[Entries supplied — start]
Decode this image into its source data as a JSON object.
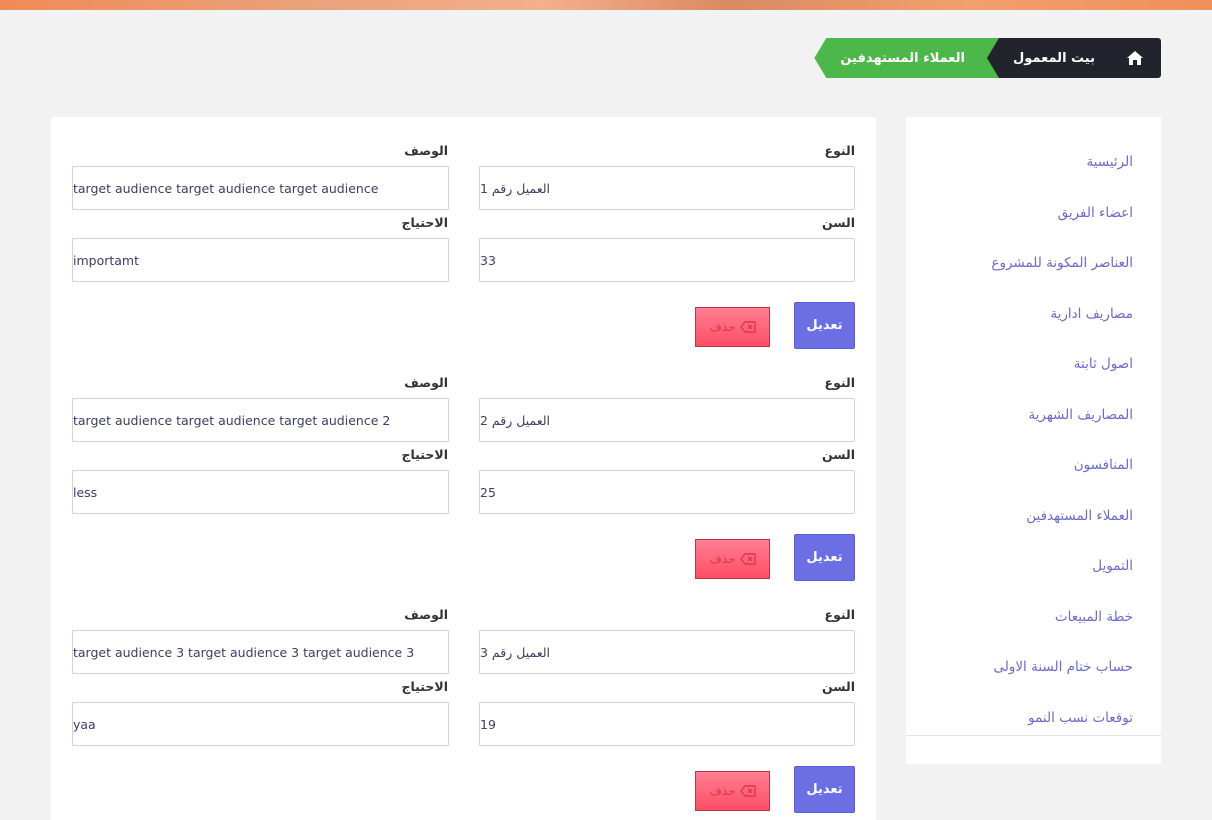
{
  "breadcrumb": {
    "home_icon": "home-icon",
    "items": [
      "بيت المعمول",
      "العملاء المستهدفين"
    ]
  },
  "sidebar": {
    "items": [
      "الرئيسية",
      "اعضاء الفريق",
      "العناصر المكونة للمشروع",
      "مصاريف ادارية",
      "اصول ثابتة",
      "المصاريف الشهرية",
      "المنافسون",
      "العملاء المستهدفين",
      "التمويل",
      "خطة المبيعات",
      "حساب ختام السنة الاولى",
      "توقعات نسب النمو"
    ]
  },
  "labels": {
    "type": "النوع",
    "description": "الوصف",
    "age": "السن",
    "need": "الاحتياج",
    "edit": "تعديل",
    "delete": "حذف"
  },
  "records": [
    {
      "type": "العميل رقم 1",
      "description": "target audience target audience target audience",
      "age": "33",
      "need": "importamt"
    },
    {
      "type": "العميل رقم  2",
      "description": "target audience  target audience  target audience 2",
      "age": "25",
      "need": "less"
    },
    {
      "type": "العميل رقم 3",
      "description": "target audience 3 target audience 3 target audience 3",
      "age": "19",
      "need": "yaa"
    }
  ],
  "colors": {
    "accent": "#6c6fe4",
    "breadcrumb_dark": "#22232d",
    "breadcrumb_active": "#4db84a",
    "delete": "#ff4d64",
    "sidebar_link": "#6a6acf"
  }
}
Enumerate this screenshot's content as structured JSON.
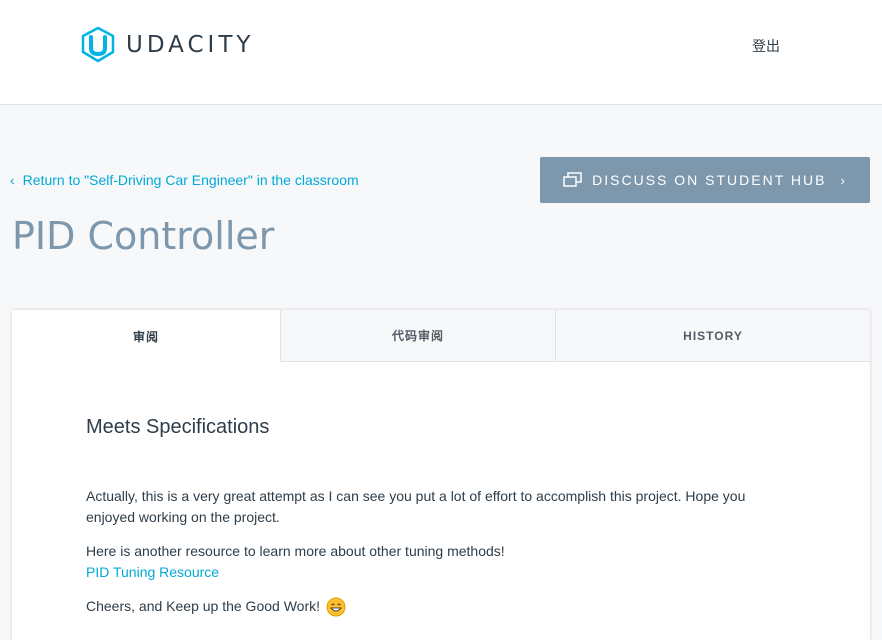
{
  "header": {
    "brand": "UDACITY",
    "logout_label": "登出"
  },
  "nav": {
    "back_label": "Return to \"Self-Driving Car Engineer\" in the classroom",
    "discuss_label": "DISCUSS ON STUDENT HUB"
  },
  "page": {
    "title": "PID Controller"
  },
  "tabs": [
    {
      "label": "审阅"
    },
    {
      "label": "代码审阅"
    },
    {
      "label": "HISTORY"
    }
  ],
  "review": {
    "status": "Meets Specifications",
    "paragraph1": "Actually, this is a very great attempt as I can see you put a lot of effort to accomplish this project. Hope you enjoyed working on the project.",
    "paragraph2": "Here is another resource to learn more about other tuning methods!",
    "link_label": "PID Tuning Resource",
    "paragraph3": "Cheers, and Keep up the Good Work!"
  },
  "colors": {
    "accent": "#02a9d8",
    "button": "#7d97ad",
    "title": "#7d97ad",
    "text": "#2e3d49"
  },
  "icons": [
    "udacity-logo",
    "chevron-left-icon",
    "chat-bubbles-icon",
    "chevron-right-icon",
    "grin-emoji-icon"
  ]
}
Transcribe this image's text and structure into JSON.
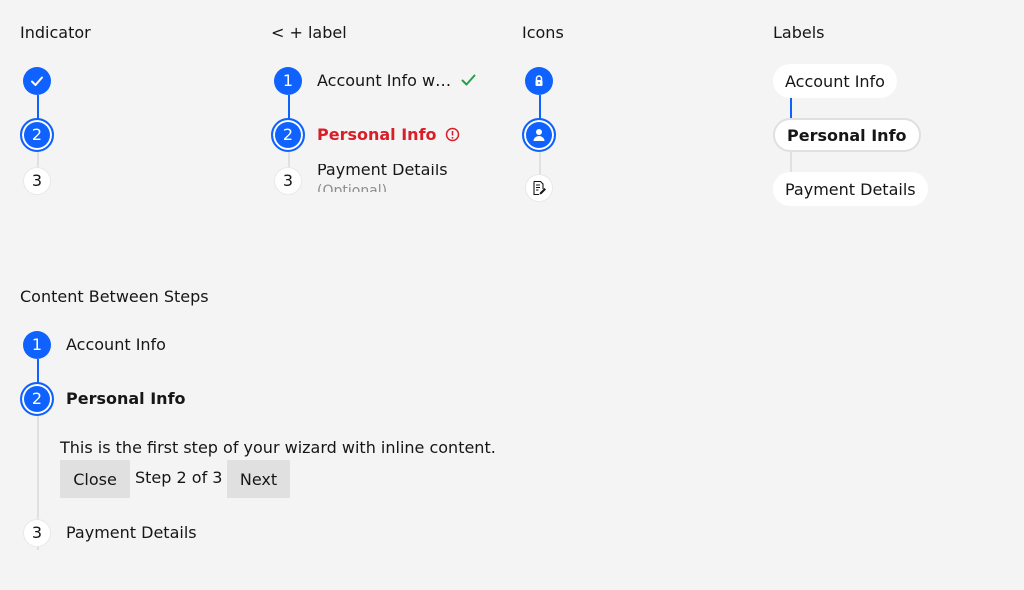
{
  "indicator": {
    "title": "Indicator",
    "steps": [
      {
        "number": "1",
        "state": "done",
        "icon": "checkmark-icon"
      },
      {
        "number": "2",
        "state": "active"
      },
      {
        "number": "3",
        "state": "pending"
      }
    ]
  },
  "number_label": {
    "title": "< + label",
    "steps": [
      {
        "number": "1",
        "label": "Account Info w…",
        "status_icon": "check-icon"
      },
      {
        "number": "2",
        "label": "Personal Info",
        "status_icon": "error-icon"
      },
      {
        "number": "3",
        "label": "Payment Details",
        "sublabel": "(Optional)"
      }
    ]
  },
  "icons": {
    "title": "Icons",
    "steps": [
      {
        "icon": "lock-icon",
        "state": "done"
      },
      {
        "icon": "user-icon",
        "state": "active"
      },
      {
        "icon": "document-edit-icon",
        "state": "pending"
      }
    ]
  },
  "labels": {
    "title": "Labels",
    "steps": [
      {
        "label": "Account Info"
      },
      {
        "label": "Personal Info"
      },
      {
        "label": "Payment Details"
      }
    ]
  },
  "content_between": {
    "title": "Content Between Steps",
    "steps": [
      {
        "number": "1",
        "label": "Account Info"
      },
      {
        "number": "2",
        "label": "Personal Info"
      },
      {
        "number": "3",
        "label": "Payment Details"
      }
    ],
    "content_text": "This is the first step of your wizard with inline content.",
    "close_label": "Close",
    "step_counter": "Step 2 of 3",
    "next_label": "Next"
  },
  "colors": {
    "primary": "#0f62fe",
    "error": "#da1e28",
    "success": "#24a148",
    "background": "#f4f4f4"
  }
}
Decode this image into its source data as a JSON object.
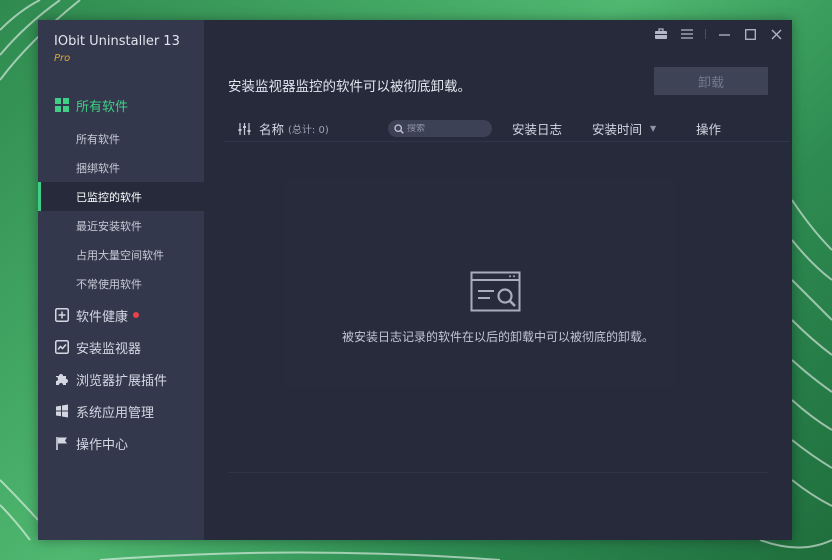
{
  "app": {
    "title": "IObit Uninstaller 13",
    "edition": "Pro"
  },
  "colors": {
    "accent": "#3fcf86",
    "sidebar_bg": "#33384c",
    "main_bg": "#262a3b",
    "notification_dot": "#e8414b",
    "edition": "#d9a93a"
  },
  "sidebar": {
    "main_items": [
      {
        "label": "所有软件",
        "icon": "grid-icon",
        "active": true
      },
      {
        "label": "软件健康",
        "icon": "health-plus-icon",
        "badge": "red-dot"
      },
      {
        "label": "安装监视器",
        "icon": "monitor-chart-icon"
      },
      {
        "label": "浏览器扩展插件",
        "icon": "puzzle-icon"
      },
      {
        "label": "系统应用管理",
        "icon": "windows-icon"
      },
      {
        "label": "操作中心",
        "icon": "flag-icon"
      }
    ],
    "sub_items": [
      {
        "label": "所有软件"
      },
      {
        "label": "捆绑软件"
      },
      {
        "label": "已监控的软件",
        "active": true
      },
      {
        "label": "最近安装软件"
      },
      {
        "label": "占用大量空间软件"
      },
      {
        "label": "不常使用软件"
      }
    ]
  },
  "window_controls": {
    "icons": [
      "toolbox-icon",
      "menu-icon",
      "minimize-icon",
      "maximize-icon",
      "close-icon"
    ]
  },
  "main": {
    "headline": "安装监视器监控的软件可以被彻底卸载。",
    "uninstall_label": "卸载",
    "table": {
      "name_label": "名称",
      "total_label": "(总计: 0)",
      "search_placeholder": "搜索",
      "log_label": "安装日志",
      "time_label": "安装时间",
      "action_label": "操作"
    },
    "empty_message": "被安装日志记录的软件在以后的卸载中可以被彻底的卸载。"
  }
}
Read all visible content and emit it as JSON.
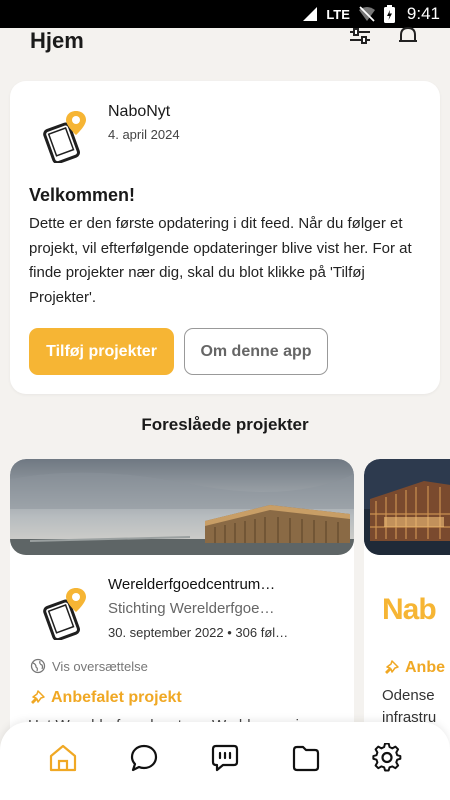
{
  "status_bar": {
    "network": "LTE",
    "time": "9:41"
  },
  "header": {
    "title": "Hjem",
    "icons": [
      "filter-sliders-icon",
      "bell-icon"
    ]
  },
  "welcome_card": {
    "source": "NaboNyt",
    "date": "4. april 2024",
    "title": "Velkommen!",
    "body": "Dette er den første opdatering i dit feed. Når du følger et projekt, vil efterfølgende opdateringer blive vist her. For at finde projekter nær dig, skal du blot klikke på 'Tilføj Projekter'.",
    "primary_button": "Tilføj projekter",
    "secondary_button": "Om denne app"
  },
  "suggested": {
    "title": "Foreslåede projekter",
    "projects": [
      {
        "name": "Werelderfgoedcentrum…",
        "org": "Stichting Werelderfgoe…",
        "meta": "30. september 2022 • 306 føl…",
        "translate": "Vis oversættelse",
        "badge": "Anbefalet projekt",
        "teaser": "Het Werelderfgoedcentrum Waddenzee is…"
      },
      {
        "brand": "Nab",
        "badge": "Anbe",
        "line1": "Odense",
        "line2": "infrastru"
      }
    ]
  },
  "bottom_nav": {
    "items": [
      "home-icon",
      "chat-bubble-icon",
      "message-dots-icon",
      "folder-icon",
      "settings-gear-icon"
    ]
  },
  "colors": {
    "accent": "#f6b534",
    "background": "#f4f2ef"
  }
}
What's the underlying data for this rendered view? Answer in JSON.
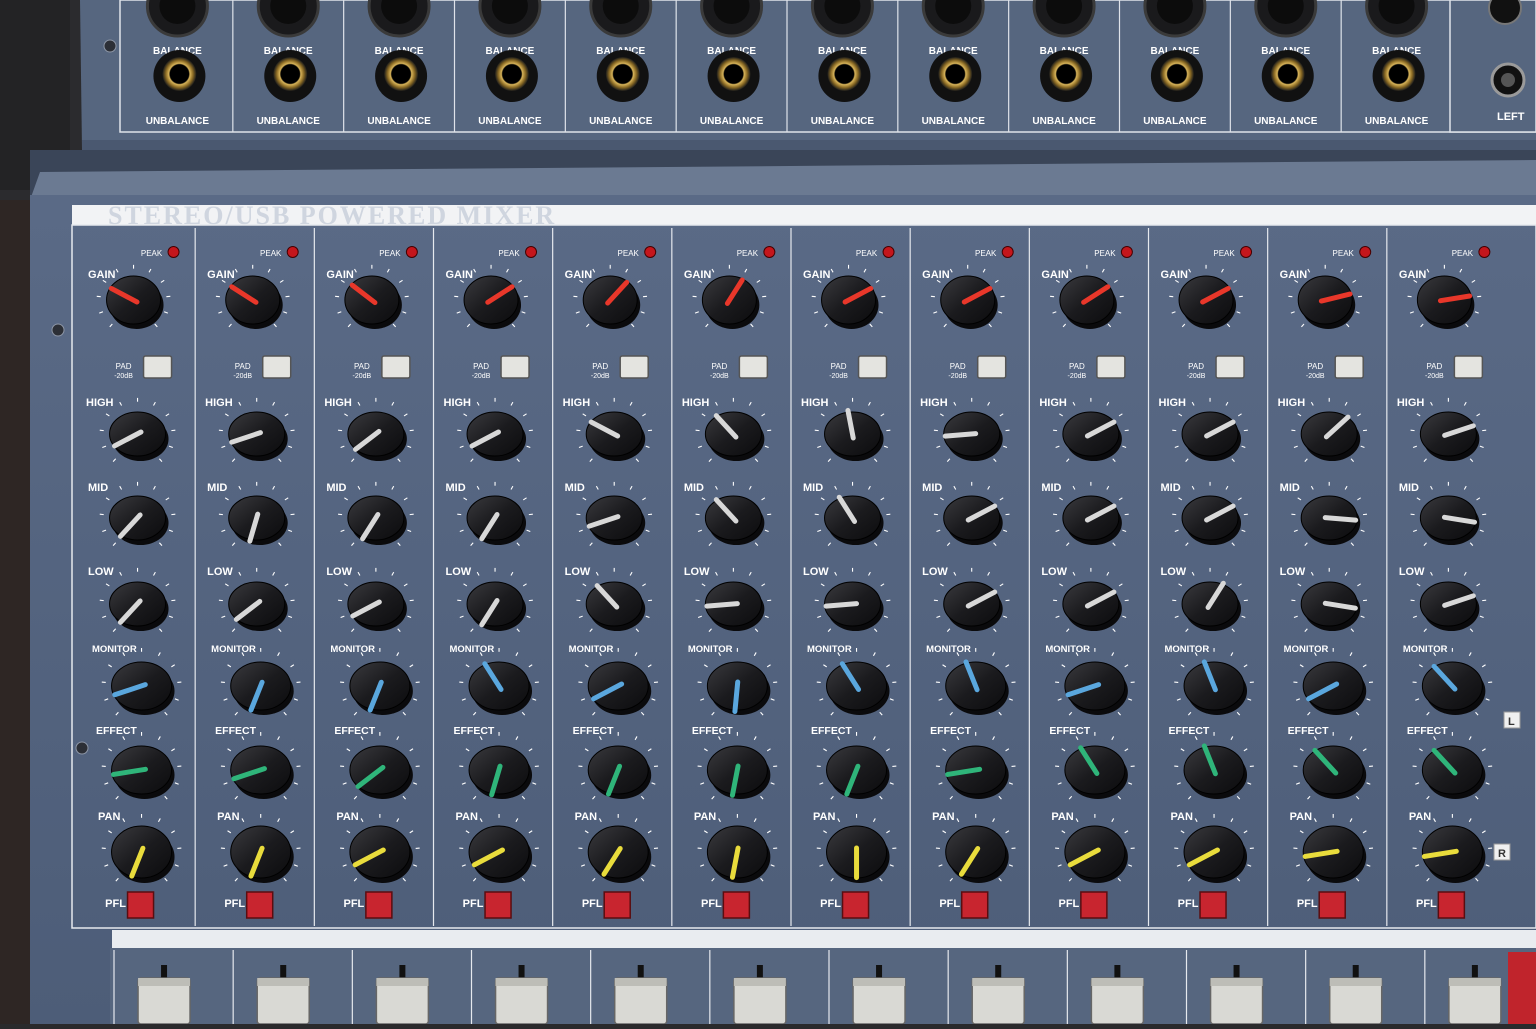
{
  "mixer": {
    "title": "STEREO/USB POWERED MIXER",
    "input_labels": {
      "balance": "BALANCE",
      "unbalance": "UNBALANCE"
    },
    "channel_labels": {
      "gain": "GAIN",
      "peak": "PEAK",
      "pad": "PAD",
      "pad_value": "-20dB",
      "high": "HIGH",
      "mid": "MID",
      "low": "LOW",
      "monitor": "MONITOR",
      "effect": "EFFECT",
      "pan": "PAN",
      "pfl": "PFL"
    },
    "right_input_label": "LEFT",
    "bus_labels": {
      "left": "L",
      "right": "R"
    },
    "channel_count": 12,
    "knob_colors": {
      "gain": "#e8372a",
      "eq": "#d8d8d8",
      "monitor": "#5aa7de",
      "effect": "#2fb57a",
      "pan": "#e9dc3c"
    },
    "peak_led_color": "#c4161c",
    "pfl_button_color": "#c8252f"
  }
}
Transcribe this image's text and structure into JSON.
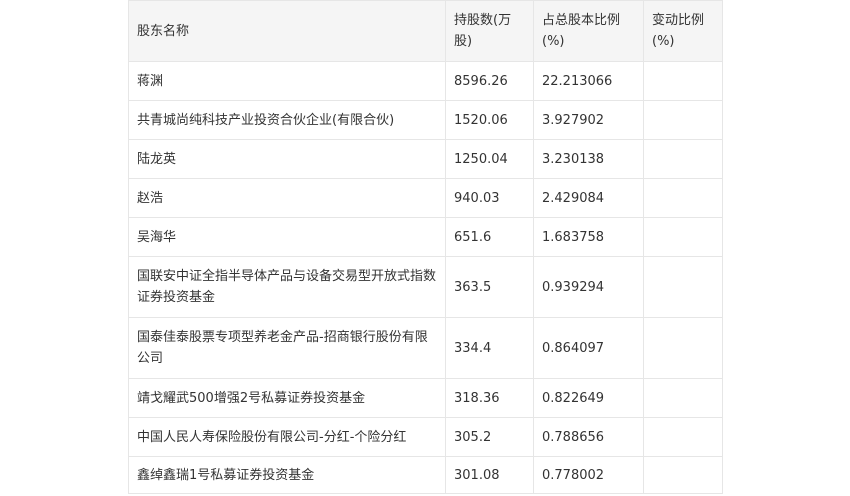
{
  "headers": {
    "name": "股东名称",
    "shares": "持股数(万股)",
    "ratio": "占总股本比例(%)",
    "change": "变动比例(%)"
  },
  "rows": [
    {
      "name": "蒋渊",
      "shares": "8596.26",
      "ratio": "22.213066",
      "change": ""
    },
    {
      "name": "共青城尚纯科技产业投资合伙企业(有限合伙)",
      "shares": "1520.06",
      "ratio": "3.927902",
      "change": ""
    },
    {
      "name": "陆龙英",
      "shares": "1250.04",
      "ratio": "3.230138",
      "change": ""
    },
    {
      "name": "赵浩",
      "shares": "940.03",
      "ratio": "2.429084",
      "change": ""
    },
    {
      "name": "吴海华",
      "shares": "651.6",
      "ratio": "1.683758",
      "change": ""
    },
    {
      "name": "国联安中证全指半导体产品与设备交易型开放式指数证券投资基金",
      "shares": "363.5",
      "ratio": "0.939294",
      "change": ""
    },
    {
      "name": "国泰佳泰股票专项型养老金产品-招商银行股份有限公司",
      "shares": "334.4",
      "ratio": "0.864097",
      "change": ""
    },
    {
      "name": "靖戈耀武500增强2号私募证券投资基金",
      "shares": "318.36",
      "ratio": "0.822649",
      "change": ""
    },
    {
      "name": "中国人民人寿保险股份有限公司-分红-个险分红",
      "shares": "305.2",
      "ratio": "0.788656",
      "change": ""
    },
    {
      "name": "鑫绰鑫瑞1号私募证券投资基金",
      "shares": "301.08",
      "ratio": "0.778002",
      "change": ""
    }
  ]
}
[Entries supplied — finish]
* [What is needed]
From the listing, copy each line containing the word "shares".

* [Reply]
    "shares": "持股数(万股)",
      "shares": "8596.26",
      "shares": "1520.06",
      "shares": "1250.04",
      "shares": "940.03",
      "shares": "651.6",
      "shares": "363.5",
      "shares": "334.4",
      "shares": "318.36",
      "shares": "305.2",
      "shares": "301.08",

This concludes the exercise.